● **TASK INSTRUCTIONS**
Type out all the records word for word. Any pictures are to be left out.

-- THE INPUT follows --

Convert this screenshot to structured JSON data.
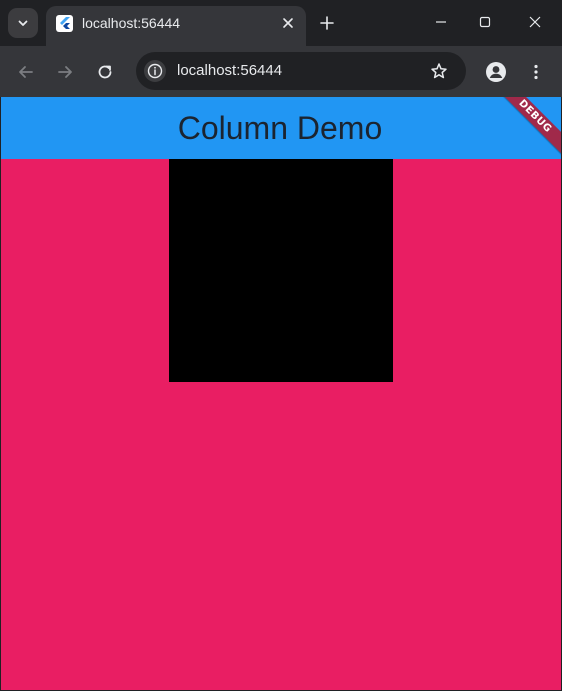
{
  "tab": {
    "title": "localhost:56444"
  },
  "omnibox": {
    "url": "localhost:56444"
  },
  "app": {
    "title": "Column Demo",
    "debug_label": "DEBUG"
  },
  "colors": {
    "page_background": "#e91e63",
    "appbar": "#2196f3",
    "box": "#000000",
    "debug_banner": "#a0294a"
  }
}
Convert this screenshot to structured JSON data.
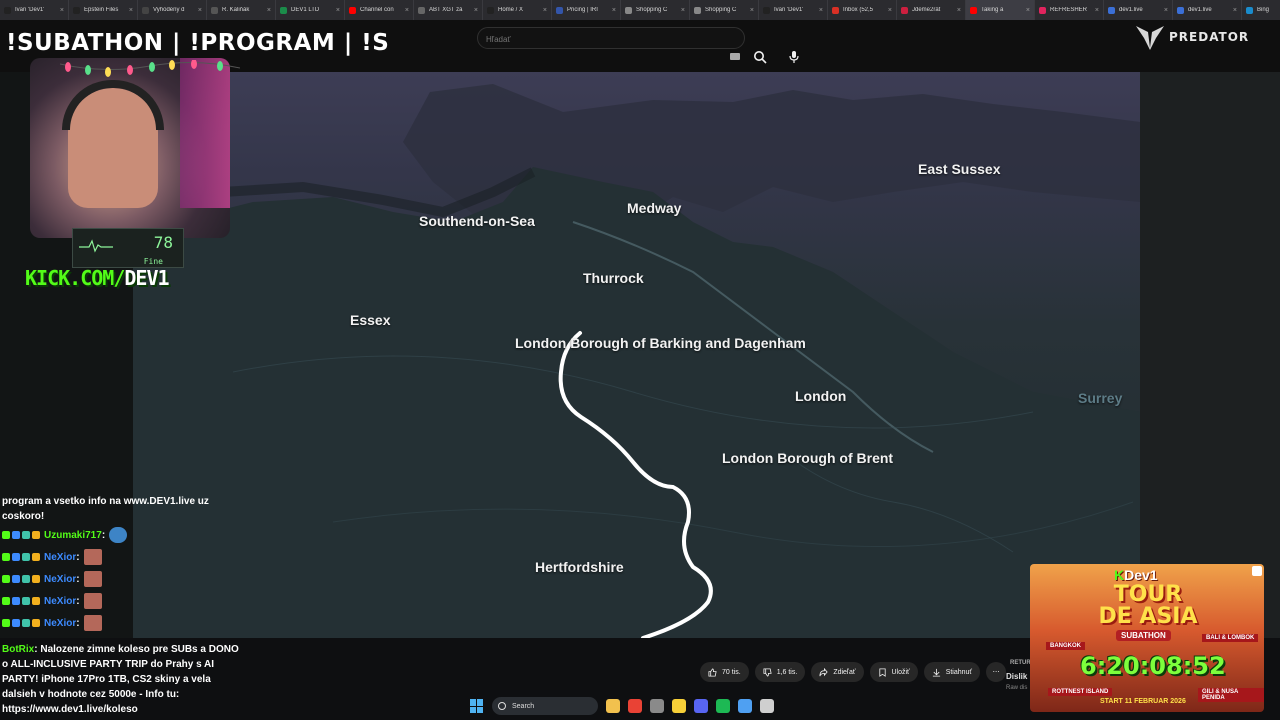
{
  "browser": {
    "tabs": [
      {
        "label": "Ivan 'Dev1'",
        "color": "#222222"
      },
      {
        "label": "Epstein Files",
        "color": "#222222"
      },
      {
        "label": "Vyhodeny d",
        "color": "#444444"
      },
      {
        "label": "R. Kaliňák",
        "color": "#555555"
      },
      {
        "label": "DEV1 LTD",
        "color": "#1b8c4a"
      },
      {
        "label": "Channel con",
        "color": "#ff0000"
      },
      {
        "label": "ABT XGT zá",
        "color": "#666666"
      },
      {
        "label": "Home / X",
        "color": "#222222"
      },
      {
        "label": "Pricing | IRI",
        "color": "#3355aa"
      },
      {
        "label": "Shopping C",
        "color": "#888888"
      },
      {
        "label": "Shopping C",
        "color": "#888888"
      },
      {
        "label": "Ivan 'Dev1'",
        "color": "#222222"
      },
      {
        "label": "Inbox (52,5",
        "color": "#d93025"
      },
      {
        "label": "Jdeme2rát",
        "color": "#cc1f3f"
      },
      {
        "label": "Taking a",
        "color": "#ff0000",
        "active": true
      },
      {
        "label": "REFRESHER",
        "color": "#e0245e"
      },
      {
        "label": "dev1.live",
        "color": "#3b6fd6"
      },
      {
        "label": "dev1.live",
        "color": "#3b6fd6"
      },
      {
        "label": "Bing",
        "color": "#1a8ccc"
      }
    ],
    "close_glyph": "×"
  },
  "overlay": {
    "stream_title": "!SUBATHON | !PROGRAM | !S",
    "heart_rate_value": "78",
    "heart_rate_status": "Fine",
    "kick_url_prefix": "KICK.COM/",
    "kick_url_name": "DEV1"
  },
  "header": {
    "search_placeholder": "Hľadať",
    "brand": "PREDATOR"
  },
  "map": {
    "labels": [
      {
        "text": "East Sussex"
      },
      {
        "text": "Medway"
      },
      {
        "text": "Southend-on-Sea"
      },
      {
        "text": "Thurrock"
      },
      {
        "text": "Essex"
      },
      {
        "text": "London Borough of Barking and Dagenham"
      },
      {
        "text": "London"
      },
      {
        "text": "Surrey",
        "faint": true
      },
      {
        "text": "London Borough of Brent"
      },
      {
        "text": "Hertfordshire"
      }
    ]
  },
  "chat": {
    "top_message": "program a vsetko info na www.DEV1.live uz coskoro!",
    "rows": [
      {
        "name": "Uzumaki717",
        "name_color": "#53fc18",
        "emote": "blue"
      },
      {
        "name": "NeXior",
        "name_color": "#3d8bff",
        "emote": "face"
      },
      {
        "name": "NeXior",
        "name_color": "#3d8bff",
        "emote": "face"
      },
      {
        "name": "NeXior",
        "name_color": "#3d8bff",
        "emote": "face"
      },
      {
        "name": "NeXior",
        "name_color": "#3d8bff",
        "emote": "face"
      }
    ],
    "bot_name": "BotRix",
    "bot_message": "Nalozene zimne koleso pre SUBs a DONO o ALL-INCLUSIVE PARTY TRIP do Prahy s AI PARTY! iPhone 17Pro 1TB, CS2 skiny a vela dalsieh v hodnote cez 5000e - Info tu: https://www.dev1.live/koleso"
  },
  "video_actions": {
    "likes": "70 tis.",
    "dislikes": "1,6 tis.",
    "share": "Zdieľať",
    "save": "Uložiť",
    "download": "Stiahnuť",
    "more": "⋯",
    "return_label": "RETUR",
    "dislike_title": "Dislik",
    "dislike_sub": "Raw dis"
  },
  "poster": {
    "brand_k": "K",
    "brand": "Dev1",
    "title": "TOUR DE ASIA",
    "subtitle": "SUBATHON",
    "bangkok": "BANGKOK",
    "bali": "BALI & LOMBOK",
    "timer": "6:20:08:52",
    "rott": "ROTTNEST ISLAND",
    "gili": "GILI & NUSA PENIDA",
    "start": "START 11 FEBRUAR 2026"
  },
  "taskbar": {
    "search_label": "Search",
    "apps": [
      {
        "name": "file-explorer-icon",
        "color": "#f2c14e"
      },
      {
        "name": "chrome-icon",
        "color": "#e94235"
      },
      {
        "name": "settings-icon",
        "color": "#8a8a8a"
      },
      {
        "name": "notes-icon",
        "color": "#f7d038"
      },
      {
        "name": "discord-icon",
        "color": "#5865f2"
      },
      {
        "name": "spotify-icon",
        "color": "#1db954"
      },
      {
        "name": "docs-icon",
        "color": "#4fa0f2"
      },
      {
        "name": "obs-icon",
        "color": "#cfcfcf"
      }
    ]
  }
}
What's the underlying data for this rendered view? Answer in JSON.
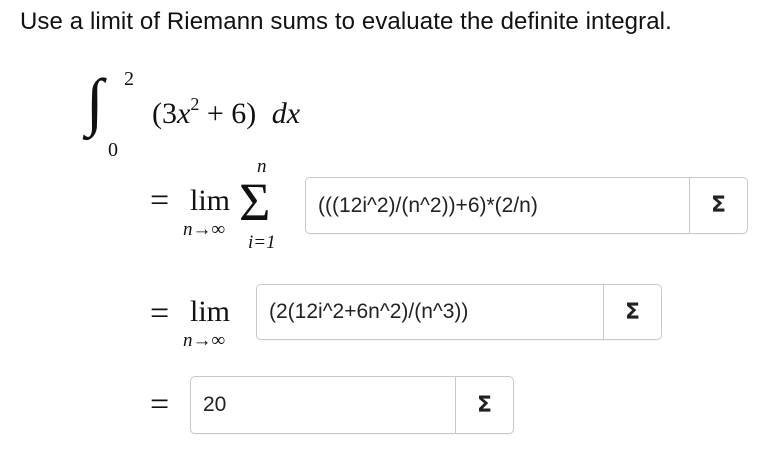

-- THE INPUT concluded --

● **EXERCISE RESULT**
Convert this screenshot to structured JSON data.
{
  "tab": {
    "title": "localhost:56444"
  },
  "omnibox": {
    "url": "localhost:56444"
  },
  "app": {
    "title": "Column Demo",
    "debug_label": "DEBUG"
  },
  "colors": {
    "page_background": "#e91e63",
    "appbar": "#2196f3",
    "box": "#000000",
    "debug_banner": "#a0294a"
  }
}
Convert this screenshot to structured JSON data.
{
  "browser": {
    "tabs": [
      {
        "label": "Ivan 'Dev1'",
        "color": "#222222"
      },
      {
        "label": "Epstein Files",
        "color": "#222222"
      },
      {
        "label": "Vyhodeny d",
        "color": "#444444"
      },
      {
        "label": "R. Kaliňák",
        "color": "#555555"
      },
      {
        "label": "DEV1 LTD",
        "color": "#1b8c4a"
      },
      {
        "label": "Channel con",
        "color": "#ff0000"
      },
      {
        "label": "ABT XGT zá",
        "color": "#666666"
      },
      {
        "label": "Home / X",
        "color": "#222222"
      },
      {
        "label": "Pricing | IRI",
        "color": "#3355aa"
      },
      {
        "label": "Shopping C",
        "color": "#888888"
      },
      {
        "label": "Shopping C",
        "color": "#888888"
      },
      {
        "label": "Ivan 'Dev1'",
        "color": "#222222"
      },
      {
        "label": "Inbox (52,5",
        "color": "#d93025"
      },
      {
        "label": "Jdeme2rát",
        "color": "#cc1f3f"
      },
      {
        "label": "Taking a",
        "color": "#ff0000",
        "active": true
      },
      {
        "label": "REFRESHER",
        "color": "#e0245e"
      },
      {
        "label": "dev1.live",
        "color": "#3b6fd6"
      },
      {
        "label": "dev1.live",
        "color": "#3b6fd6"
      },
      {
        "label": "Bing",
        "color": "#1a8ccc"
      }
    ],
    "close_glyph": "×"
  },
  "overlay": {
    "stream_title": "!SUBATHON | !PROGRAM | !S",
    "heart_rate_value": "78",
    "heart_rate_status": "Fine",
    "kick_url_prefix": "KICK.COM/",
    "kick_url_name": "DEV1"
  },
  "header": {
    "search_placeholder": "Hľadať",
    "brand": "PREDATOR"
  },
  "map": {
    "labels": [
      {
        "text": "East Sussex"
      },
      {
        "text": "Medway"
      },
      {
        "text": "Southend-on-Sea"
      },
      {
        "text": "Thurrock"
      },
      {
        "text": "Essex"
      },
      {
        "text": "London Borough of Barking and Dagenham"
      },
      {
        "text": "London"
      },
      {
        "text": "Surrey",
        "faint": true
      },
      {
        "text": "London Borough of Brent"
      },
      {
        "text": "Hertfordshire"
      }
    ]
  },
  "chat": {
    "top_message": "program a vsetko info na www.DEV1.live uz coskoro!",
    "rows": [
      {
        "name": "Uzumaki717",
        "name_color": "#53fc18",
        "emote": "blue"
      },
      {
        "name": "NeXior",
        "name_color": "#3d8bff",
        "emote": "face"
      },
      {
        "name": "NeXior",
        "name_color": "#3d8bff",
        "emote": "face"
      },
      {
        "name": "NeXior",
        "name_color": "#3d8bff",
        "emote": "face"
      },
      {
        "name": "NeXior",
        "name_color": "#3d8bff",
        "emote": "face"
      }
    ],
    "bot_name": "BotRix",
    "bot_message": "Nalozene zimne koleso pre SUBs a DONO o ALL-INCLUSIVE PARTY TRIP do Prahy s AI PARTY! iPhone 17Pro 1TB, CS2 skiny a vela dalsieh v hodnote cez 5000e - Info tu: https://www.dev1.live/koleso"
  },
  "video_actions": {
    "likes": "70 tis.",
    "dislikes": "1,6 tis.",
    "share": "Zdieľať",
    "save": "Uložiť",
    "download": "Stiahnuť",
    "more": "⋯",
    "return_label": "RETUR",
    "dislike_title": "Dislik",
    "dislike_sub": "Raw dis"
  },
  "poster": {
    "brand_k": "K",
    "brand": "Dev1",
    "title": "TOUR DE ASIA",
    "subtitle": "SUBATHON",
    "bangkok": "BANGKOK",
    "bali": "BALI & LOMBOK",
    "timer": "6:20:08:52",
    "rott": "ROTTNEST ISLAND",
    "gili": "GILI & NUSA PENIDA",
    "start": "START 11 FEBRUAR 2026"
  },
  "taskbar": {
    "search_label": "Search",
    "apps": [
      {
        "name": "file-explorer-icon",
        "color": "#f2c14e"
      },
      {
        "name": "chrome-icon",
        "color": "#e94235"
      },
      {
        "name": "settings-icon",
        "color": "#8a8a8a"
      },
      {
        "name": "notes-icon",
        "color": "#f7d038"
      },
      {
        "name": "discord-icon",
        "color": "#5865f2"
      },
      {
        "name": "spotify-icon",
        "color": "#1db954"
      },
      {
        "name": "docs-icon",
        "color": "#4fa0f2"
      },
      {
        "name": "obs-icon",
        "color": "#cfcfcf"
      }
    ]
  }
}
What's the underlying data for this rendered view? Answer in JSON.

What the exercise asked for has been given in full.